With playful imagery he illuminated how our lives are tailored to make us think of encounters with authorities as punishment rather than possibilities for engagement and conversation. He asked us to imagine what it would be like if those experiences were thought of as rewards instead. Imagine a childhood where a kid would come running home saying ‘Today I got to talk to the principal about my idea for a new playground!’ Essentially, he was asking us to imagine a reality (in municipal politics) where our relationship to democracy is integrated and participatory, rather than distant and symbolic. Referencing the theatrical term ‘the fourth wall,’ where there is an implied wall/distance between the players/actors and the audience, Meslin’s take home point was that we can go our whole life without being asked our opinion or idea. So, when public meetings and consultations happen, most people don’t have the confidence or practice to speak out and to give their ideas.
But some Torontonians are doing just that. On February 20th, in a candlelit Brigantine Room at Harbourfront Centre, a room full of people scrolling through their Twitter feeds waited for the start of Toronto Talks – The Future of Our City. We would hear from Ed Keenan, Ivor Tossell, and the four representatives they had chosen as examples of being the change you want to see in the world (city). Ivor, author of The Gift of Ford described he and Ed as self-proclaimed ‘Fordologists,’ but feels it’s time to move on from constantly focusing on the inevitable mistakes Rob makes. Rob Ford’s gift, then, is that he’s bequeathed to the city a breath of life; an energy and enthusiastic awareness about municipal politics. Most of the time this takes on a bit of a cynical, comic tone, but the newly awakened awareness and energy is bringing the private goings-on of city hall into the collective conscience of the public.
This month’s issue of Provocative Penguin explores a few other sides of privacy.
Seamus explains how, “when people get up in arms about changes to internet freedoms, it is because we are about to be told that we cannot do absolutely anything we want on the world wide web,” and suggests that perhaps we need to be less concerned about which websites are tracking us and how, because they’re feeding the source of the very vice/necessity we can’t live without: infinite knowledge.
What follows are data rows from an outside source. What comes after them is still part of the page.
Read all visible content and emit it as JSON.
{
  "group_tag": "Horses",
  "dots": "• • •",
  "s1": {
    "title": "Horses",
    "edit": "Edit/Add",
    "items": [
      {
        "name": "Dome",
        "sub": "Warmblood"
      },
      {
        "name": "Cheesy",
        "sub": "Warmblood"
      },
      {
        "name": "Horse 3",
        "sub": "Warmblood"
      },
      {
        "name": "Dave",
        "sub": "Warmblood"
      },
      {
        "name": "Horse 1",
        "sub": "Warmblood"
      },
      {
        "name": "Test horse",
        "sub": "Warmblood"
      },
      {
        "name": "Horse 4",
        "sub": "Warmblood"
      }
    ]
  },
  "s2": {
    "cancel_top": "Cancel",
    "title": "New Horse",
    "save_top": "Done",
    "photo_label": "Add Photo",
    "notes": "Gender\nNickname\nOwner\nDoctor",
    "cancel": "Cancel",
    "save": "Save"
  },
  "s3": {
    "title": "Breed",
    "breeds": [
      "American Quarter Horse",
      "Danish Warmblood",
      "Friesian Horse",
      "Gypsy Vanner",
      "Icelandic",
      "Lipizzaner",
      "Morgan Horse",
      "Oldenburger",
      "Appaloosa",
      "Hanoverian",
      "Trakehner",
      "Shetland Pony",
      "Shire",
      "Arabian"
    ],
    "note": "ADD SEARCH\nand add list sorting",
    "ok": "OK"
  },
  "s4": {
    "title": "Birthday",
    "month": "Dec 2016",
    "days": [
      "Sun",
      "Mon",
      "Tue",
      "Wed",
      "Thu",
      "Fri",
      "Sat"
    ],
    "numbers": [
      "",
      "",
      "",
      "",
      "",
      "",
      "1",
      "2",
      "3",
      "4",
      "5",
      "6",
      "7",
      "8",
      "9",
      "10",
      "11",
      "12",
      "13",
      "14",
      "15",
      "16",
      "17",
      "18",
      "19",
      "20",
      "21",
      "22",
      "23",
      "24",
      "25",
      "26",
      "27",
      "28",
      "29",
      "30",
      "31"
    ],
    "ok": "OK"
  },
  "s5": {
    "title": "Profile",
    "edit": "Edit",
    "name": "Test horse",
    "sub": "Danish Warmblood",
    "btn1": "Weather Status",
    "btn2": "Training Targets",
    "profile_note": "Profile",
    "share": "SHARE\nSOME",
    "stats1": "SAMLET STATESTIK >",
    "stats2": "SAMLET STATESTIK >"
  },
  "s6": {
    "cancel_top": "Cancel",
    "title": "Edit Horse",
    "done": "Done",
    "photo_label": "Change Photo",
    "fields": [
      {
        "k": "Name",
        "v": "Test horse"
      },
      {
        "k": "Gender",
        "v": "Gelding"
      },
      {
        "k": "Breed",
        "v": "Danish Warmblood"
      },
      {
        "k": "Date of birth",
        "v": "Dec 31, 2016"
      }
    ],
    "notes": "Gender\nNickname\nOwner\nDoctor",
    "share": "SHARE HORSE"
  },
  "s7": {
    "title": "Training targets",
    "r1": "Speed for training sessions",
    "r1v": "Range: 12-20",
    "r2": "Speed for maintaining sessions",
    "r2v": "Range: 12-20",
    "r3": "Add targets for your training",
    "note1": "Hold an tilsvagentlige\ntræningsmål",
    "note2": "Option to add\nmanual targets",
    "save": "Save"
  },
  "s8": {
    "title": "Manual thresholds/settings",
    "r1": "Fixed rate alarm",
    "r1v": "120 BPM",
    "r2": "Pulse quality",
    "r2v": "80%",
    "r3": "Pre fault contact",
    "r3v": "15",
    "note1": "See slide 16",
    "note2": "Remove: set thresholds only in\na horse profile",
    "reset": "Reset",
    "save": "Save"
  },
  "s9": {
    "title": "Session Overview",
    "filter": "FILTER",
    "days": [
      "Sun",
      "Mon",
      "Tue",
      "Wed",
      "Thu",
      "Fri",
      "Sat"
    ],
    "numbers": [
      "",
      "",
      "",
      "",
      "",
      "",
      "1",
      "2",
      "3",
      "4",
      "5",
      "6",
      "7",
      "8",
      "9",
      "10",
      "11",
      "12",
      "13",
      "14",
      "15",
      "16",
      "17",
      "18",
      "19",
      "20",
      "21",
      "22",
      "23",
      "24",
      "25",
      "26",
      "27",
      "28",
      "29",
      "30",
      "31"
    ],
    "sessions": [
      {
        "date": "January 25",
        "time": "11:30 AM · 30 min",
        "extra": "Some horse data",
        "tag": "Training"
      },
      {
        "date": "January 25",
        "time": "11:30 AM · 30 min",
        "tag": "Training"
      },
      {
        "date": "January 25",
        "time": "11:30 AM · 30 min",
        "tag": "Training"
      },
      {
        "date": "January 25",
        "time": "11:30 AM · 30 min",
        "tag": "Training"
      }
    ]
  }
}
DannyD, king of hyperbolic offensiveness, enlightens us about a tool that Japanese men use in order to keep their adultery a secret without using a password on their phones, which “may keep the secret safe, but also betrays the fact that you may have something to hide.”
Matt Collins, along with his famous No Good Bands (Metallica), also interviews the organizers of Laugh Sabbath’s future Film Festival, which should not be kept private. They will be screening flms that are “experimental and often made with low to no budget.” As always, Matt gets every last detail out of his subjects, so we find out things we didn’t even know we wanted to!
It’s no secret that Jeff Halperin is now writing for Toronto Standard, filling us in on some of those participatory municipal politics I was talking about above, but he still had something to say about privacy this month. Aside from his assertion that privacy is dead, he’s convinced that our current tendency to excessively divulge (boring and often poorly written) daily (previously private) happenings is directly related to the inundation of advertising that we’re exposed to on a constant basis.
Brooke Lynne, in a rant about her experiences of some particularly shocking over-shares, points out that the “line between ‘that is interesting’ and ‘I really wish you hadn’t told me that’ is thick enough that people don’t simply cross it accidentally.” But perhaps these aren’t accidents, “perhaps we are so connected with the virtual world…. we’re so conscientious about the fact that the things we put online can be preserved on the internet forever, that information transmitted through non-digital means seem benign in comparison.”